Taking a look at ad "puffery"

Playtex won the lawsuit against Procter & Gamble for false advertising claims used in the launch of it’s Pearl Tampons.
Now take a look at this article, which takes a look at past legal battles that have ensued over false advertising, “puffery”, and other “better than” claims made in ads.

from the last link:

Advertisers got a lesson in the law last month when a federal jury ordered Procter & Gamble to cough up nearly $3 million for saying its Tampax Pearl tampons offered better protection and were more comfortable than rival Playtex's Gentle Glide brand. A judge later issued an injunction barring P&G from saying its tampons are superior.
Companies can get sued for saying their products are better? Since when?
Since 1946, to be exact, when Congress passed the Lanham Act, which bans advertising that "misrepresents the nature, characteristics, qualities or geographic origin" of a product.
The law prohibits ads that are literally false, as well as those that are truthful, but misleading. It does not, however, bar advertising that is mere "puffery," including vague assertions of excellence. The curious result: It is generally safer for a company to baldly say it is the best of the bunch than to say it is better than any single competitor.

Comments (1)

  • Dabitch's picture

    I'm glas somebody won a suit against P&G - wonder how Vidal is doing with his p&g fight.

    Jun 09, 2003

Leave a comment

about the author

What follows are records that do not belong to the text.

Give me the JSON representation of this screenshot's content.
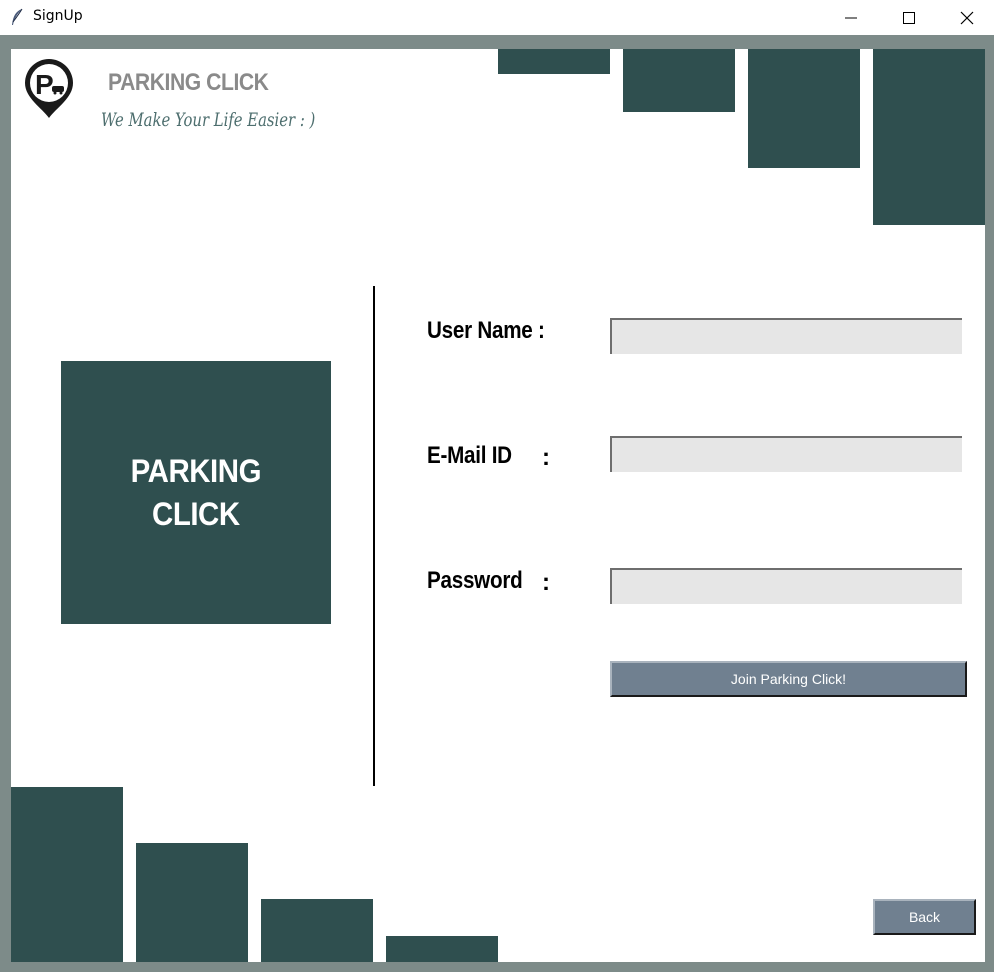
{
  "window": {
    "title": "SignUp",
    "icon": "feather-icon",
    "controls": [
      "minimize-icon",
      "maximize-icon",
      "close-icon"
    ]
  },
  "brand": {
    "name": "PARKING CLICK",
    "tagline": "We Make Your Life Easier : )",
    "logo_icon": "parking-pin-icon"
  },
  "panel": {
    "line1": "PARKING",
    "line2": "CLICK"
  },
  "form": {
    "username_label": "User Name :",
    "email_label": "E-Mail ID",
    "password_label": "Password",
    "colon": ":",
    "username_value": "",
    "email_value": "",
    "password_value": ""
  },
  "buttons": {
    "join": "Join Parking Click!",
    "back": "Back"
  },
  "colors": {
    "accent": "#2f4f4f",
    "button": "#708090",
    "frame": "#7d8b89",
    "field": "#e6e6e6"
  }
}
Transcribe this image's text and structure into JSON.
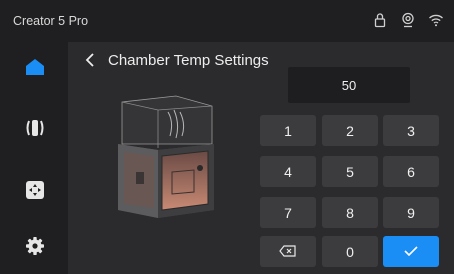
{
  "header": {
    "app_title": "Creator 5 Pro"
  },
  "status_icons": [
    "lock-icon",
    "camera-icon",
    "wifi-icon"
  ],
  "sidebar": {
    "items": [
      "home-icon",
      "filament-icon",
      "move-icon",
      "settings-icon"
    ],
    "active": "home-icon"
  },
  "page": {
    "title": "Chamber Temp Settings"
  },
  "input": {
    "value": "50"
  },
  "keypad": {
    "keys": [
      "1",
      "2",
      "3",
      "4",
      "5",
      "6",
      "7",
      "8",
      "9",
      "0"
    ]
  },
  "colors": {
    "accent": "#1a8ef5",
    "background": "#2b2b2d",
    "panel": "#1f1f21",
    "key": "#3c3c3e"
  }
}
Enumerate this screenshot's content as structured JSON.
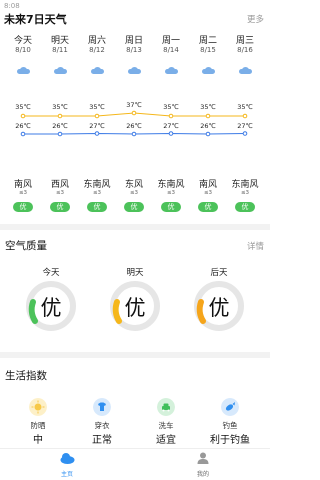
{
  "status": {
    "time": "8:08"
  },
  "forecast": {
    "title": "未来7日天气",
    "more": "更多",
    "days": [
      {
        "name": "今天",
        "date": "8/10",
        "high": "35℃",
        "low": "26℃",
        "wind": "南风",
        "wind_level": "≤3",
        "aqi": "优"
      },
      {
        "name": "明天",
        "date": "8/11",
        "high": "35℃",
        "low": "26℃",
        "wind": "西风",
        "wind_level": "≤3",
        "aqi": "优"
      },
      {
        "name": "周六",
        "date": "8/12",
        "high": "35℃",
        "low": "27℃",
        "wind": "东南风",
        "wind_level": "≤3",
        "aqi": "优"
      },
      {
        "name": "周日",
        "date": "8/13",
        "high": "37℃",
        "low": "26℃",
        "wind": "东风",
        "wind_level": "≤3",
        "aqi": "优"
      },
      {
        "name": "周一",
        "date": "8/14",
        "high": "35℃",
        "low": "27℃",
        "wind": "东南风",
        "wind_level": "≤3",
        "aqi": "优"
      },
      {
        "name": "周二",
        "date": "8/15",
        "high": "35℃",
        "low": "26℃",
        "wind": "南风",
        "wind_level": "≤3",
        "aqi": "优"
      },
      {
        "name": "周三",
        "date": "8/16",
        "high": "35℃",
        "low": "27℃",
        "wind": "东南风",
        "wind_level": "≤3",
        "aqi": "优"
      }
    ],
    "high_values": [
      35,
      35,
      35,
      37,
      35,
      35,
      35
    ],
    "low_values": [
      26,
      26,
      27,
      26,
      27,
      26,
      27
    ],
    "colors": {
      "high": "#f5b71b",
      "low": "#3d7be6",
      "aqi_good": "#4cc25a"
    }
  },
  "air_quality": {
    "title": "空气质量",
    "more": "详情",
    "days": [
      {
        "name": "今天",
        "level": "优"
      },
      {
        "name": "明天",
        "level": "优"
      },
      {
        "name": "后天",
        "level": "优"
      }
    ]
  },
  "life_index": {
    "title": "生活指数",
    "items": [
      {
        "icon": "sun-icon",
        "label": "防晒",
        "value": "中",
        "color": "#f7c948"
      },
      {
        "icon": "shirt-icon",
        "label": "穿衣",
        "value": "正常",
        "color": "#2f8ff0"
      },
      {
        "icon": "car-icon",
        "label": "洗车",
        "value": "适宜",
        "color": "#3fbf5a"
      },
      {
        "icon": "fish-icon",
        "label": "钓鱼",
        "value": "利于钓鱼",
        "color": "#2f8ff0"
      }
    ]
  },
  "nav": {
    "home": "主页",
    "mine": "我的",
    "active_color": "#2f8ff0"
  }
}
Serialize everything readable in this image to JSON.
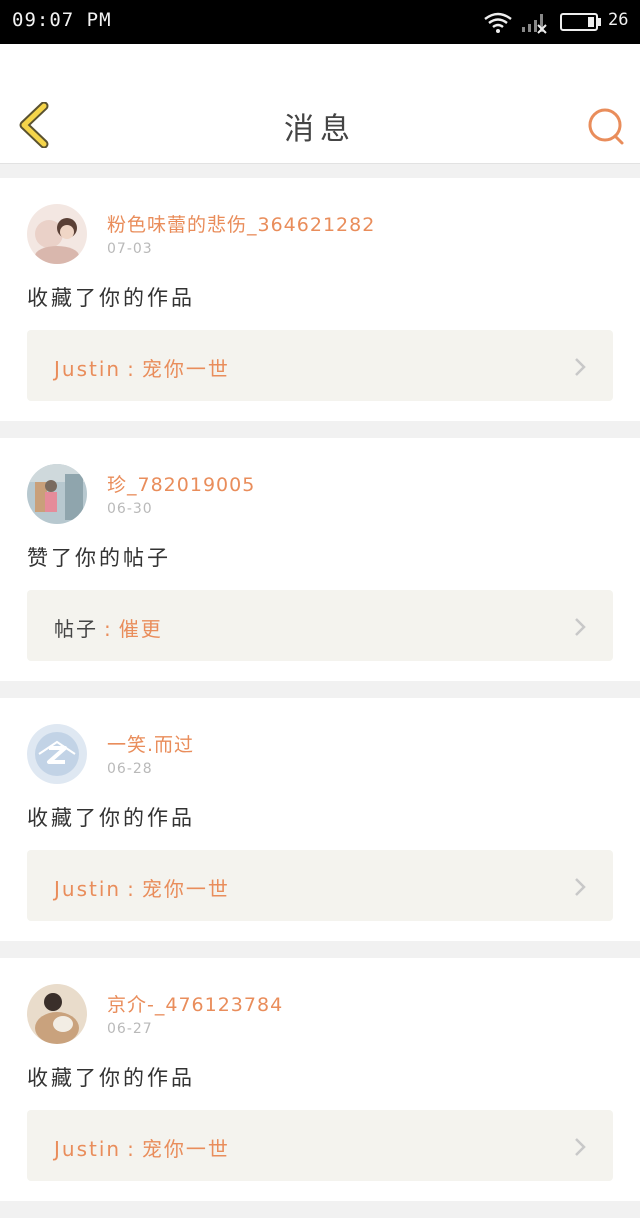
{
  "status_bar": {
    "time": "09:07 PM",
    "battery_level": "26"
  },
  "nav": {
    "title": "消息",
    "back_icon": "chevron-left-icon",
    "search_icon": "search-icon"
  },
  "colors": {
    "accent": "#e98d5b",
    "back_icon": "#f5d54a",
    "ref_bg": "#f4f3ee"
  },
  "messages": [
    {
      "username": "粉色味蕾的悲伤_364621282",
      "date": "07-03",
      "action": "收藏了你的作品",
      "ref_prefix": "Justin",
      "ref_sep": ":",
      "ref_title": "宠你一世",
      "prefix_accent": true,
      "avatar_colors": [
        "#f3e7e2",
        "#d9b7ad"
      ]
    },
    {
      "username": "珍_782019005",
      "date": "06-30",
      "action": "赞了你的帖子",
      "ref_prefix": "帖子",
      "ref_sep": ":",
      "ref_title": "催更",
      "prefix_accent": false,
      "avatar_colors": [
        "#b7c8cf",
        "#7a6b5f"
      ]
    },
    {
      "username": "一笑.而过",
      "date": "06-28",
      "action": "收藏了你的作品",
      "ref_prefix": "Justin",
      "ref_sep": ":",
      "ref_title": "宠你一世",
      "prefix_accent": true,
      "avatar_colors": [
        "#dfe8f2",
        "#c2d3e6"
      ]
    },
    {
      "username": "京介-_476123784",
      "date": "06-27",
      "action": "收藏了你的作品",
      "ref_prefix": "Justin",
      "ref_sep": ":",
      "ref_title": "宠你一世",
      "prefix_accent": true,
      "avatar_colors": [
        "#e9dccb",
        "#6b5547"
      ]
    }
  ]
}
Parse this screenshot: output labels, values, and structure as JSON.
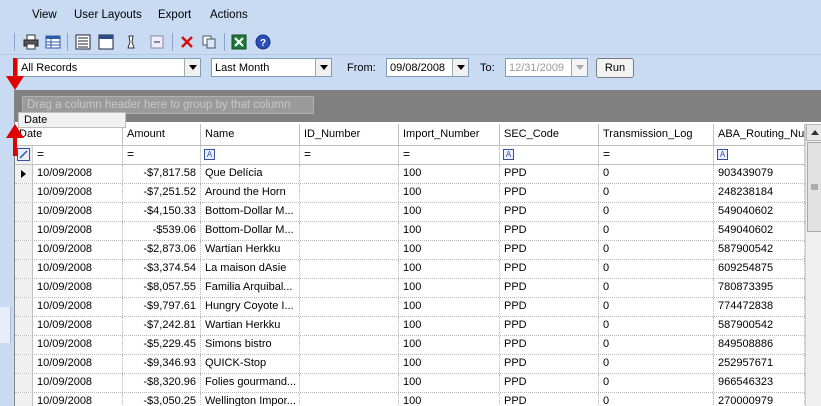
{
  "menu": {
    "items": [
      {
        "label": "View"
      },
      {
        "label": "User Layouts"
      },
      {
        "label": "Export"
      },
      {
        "label": "Actions"
      }
    ]
  },
  "toolbar": {
    "icons": [
      "print-icon",
      "grid-icon",
      "list-icon",
      "window-icon",
      "filter-icon",
      "collapse-icon",
      "delete-icon",
      "copy-icon",
      "excel-icon",
      "help-icon"
    ]
  },
  "filters": {
    "records": "All Records",
    "period": "Last Month",
    "from_label": "From:",
    "from_date": "09/08/2008",
    "to_label": "To:",
    "to_date": "12/31/2009",
    "run_label": "Run"
  },
  "grid": {
    "group_hint": "Drag a column header here to group by that column",
    "drag_tooltip": "Date",
    "columns": [
      "Date",
      "Amount",
      "Name",
      "ID_Number",
      "Import_Number",
      "SEC_Code",
      "Transmission_Log",
      "ABA_Routing_Nu"
    ],
    "filter_ops": [
      "=",
      "=",
      "A",
      "=",
      "=",
      "A",
      "=",
      "A"
    ],
    "rows": [
      [
        "10/09/2008",
        "-$7,817.58",
        "Que Delícia",
        "",
        "100",
        "PPD",
        "0",
        "903439079"
      ],
      [
        "10/09/2008",
        "-$7,251.52",
        "Around the Horn",
        "",
        "100",
        "PPD",
        "0",
        "248238184"
      ],
      [
        "10/09/2008",
        "-$4,150.33",
        "Bottom-Dollar M...",
        "",
        "100",
        "PPD",
        "0",
        "549040602"
      ],
      [
        "10/09/2008",
        "-$539.06",
        "Bottom-Dollar M...",
        "",
        "100",
        "PPD",
        "0",
        "549040602"
      ],
      [
        "10/09/2008",
        "-$2,873.06",
        "Wartian Herkku",
        "",
        "100",
        "PPD",
        "0",
        "587900542"
      ],
      [
        "10/09/2008",
        "-$3,374.54",
        "La maison dAsie",
        "",
        "100",
        "PPD",
        "0",
        "609254875"
      ],
      [
        "10/09/2008",
        "-$8,057.55",
        "Familia Arquibal...",
        "",
        "100",
        "PPD",
        "0",
        "780873395"
      ],
      [
        "10/09/2008",
        "-$9,797.61",
        "Hungry Coyote I...",
        "",
        "100",
        "PPD",
        "0",
        "774472838"
      ],
      [
        "10/09/2008",
        "-$7,242.81",
        "Wartian Herkku",
        "",
        "100",
        "PPD",
        "0",
        "587900542"
      ],
      [
        "10/09/2008",
        "-$5,229.45",
        "Simons bistro",
        "",
        "100",
        "PPD",
        "0",
        "849508886"
      ],
      [
        "10/09/2008",
        "-$9,346.93",
        "QUICK-Stop",
        "",
        "100",
        "PPD",
        "0",
        "252957671"
      ],
      [
        "10/09/2008",
        "-$8,320.96",
        "Folies gourmand...",
        "",
        "100",
        "PPD",
        "0",
        "966546323"
      ],
      [
        "10/09/2008",
        "-$3,050.25",
        "Wellington Impor...",
        "",
        "100",
        "PPD",
        "0",
        "270000979"
      ]
    ]
  }
}
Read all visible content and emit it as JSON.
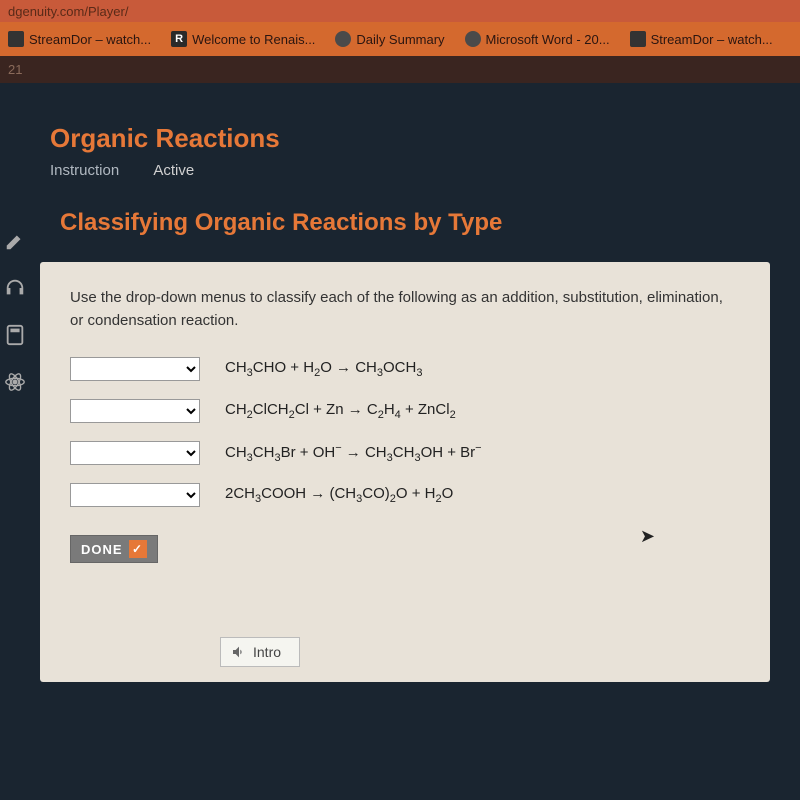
{
  "url": "dgenuity.com/Player/",
  "bookmarks": [
    {
      "label": "StreamDor – watch..."
    },
    {
      "label": "Welcome to Renais..."
    },
    {
      "label": "Daily Summary"
    },
    {
      "label": "Microsoft Word - 20..."
    },
    {
      "label": "StreamDor – watch..."
    }
  ],
  "topIndicator": "21",
  "lesson": {
    "title": "Organic Reactions",
    "instruction": "Instruction",
    "status": "Active"
  },
  "content": {
    "title": "Classifying Organic Reactions by Type",
    "instructions": "Use the drop-down menus to classify each of the following as an addition, substitution, elimination, or condensation reaction.",
    "reactions": [
      "CH₃CHO + H₂O → CH₃OCH₃",
      "CH₂ClCH₂Cl + Zn → C₂H₄ + ZnCl₂",
      "CH₃CH₃Br + OH⁻ → CH₃CH₃OH + Br⁻",
      "2CH₃COOH → (CH₃CO)₂O + H₂O"
    ],
    "doneLabel": "DONE",
    "introLabel": "Intro"
  }
}
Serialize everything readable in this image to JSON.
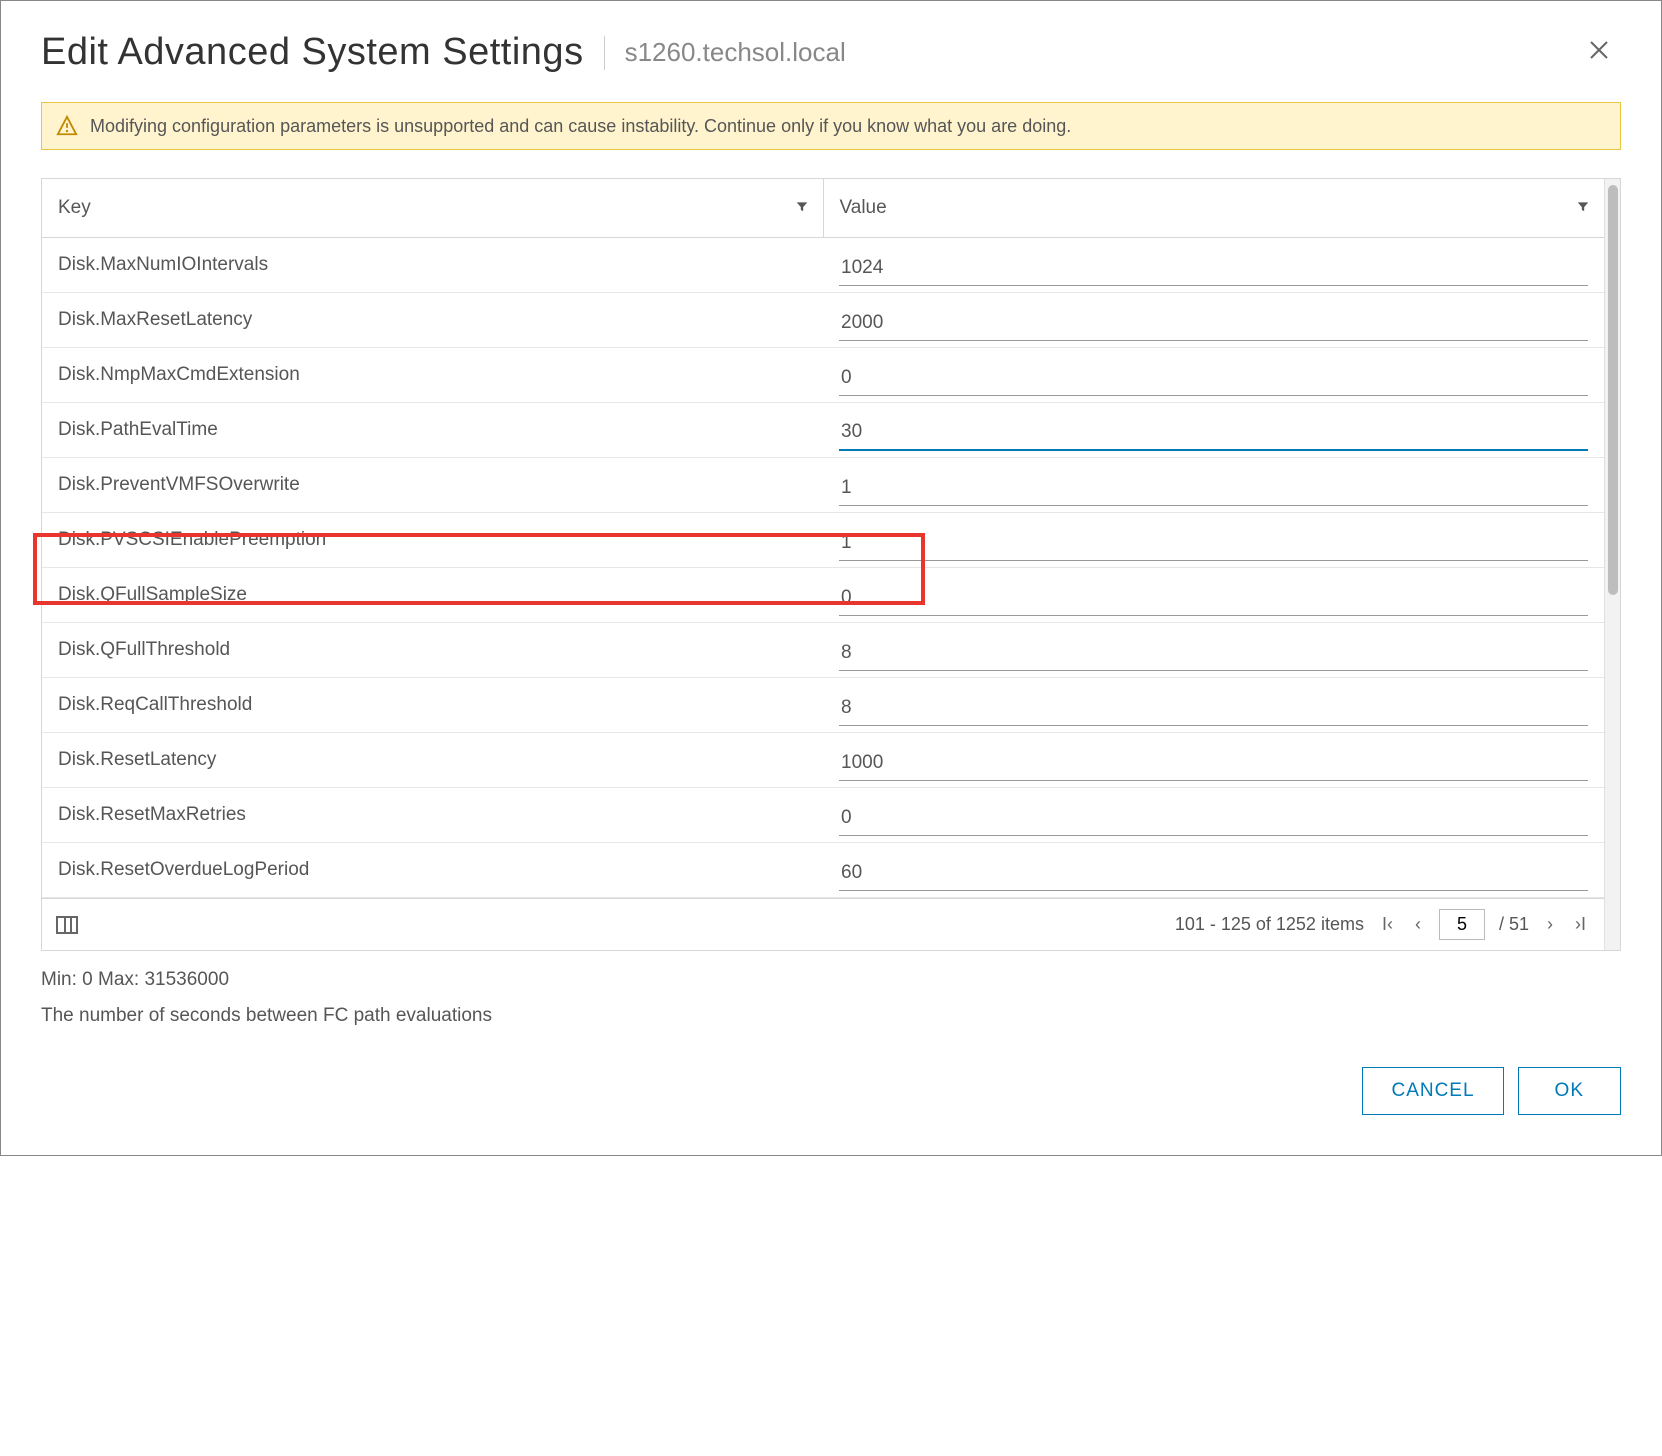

caffeinegoddess I'm a creative director and copywriter with digital, integrated, and traditional expertise. I love sound strategy and great executions.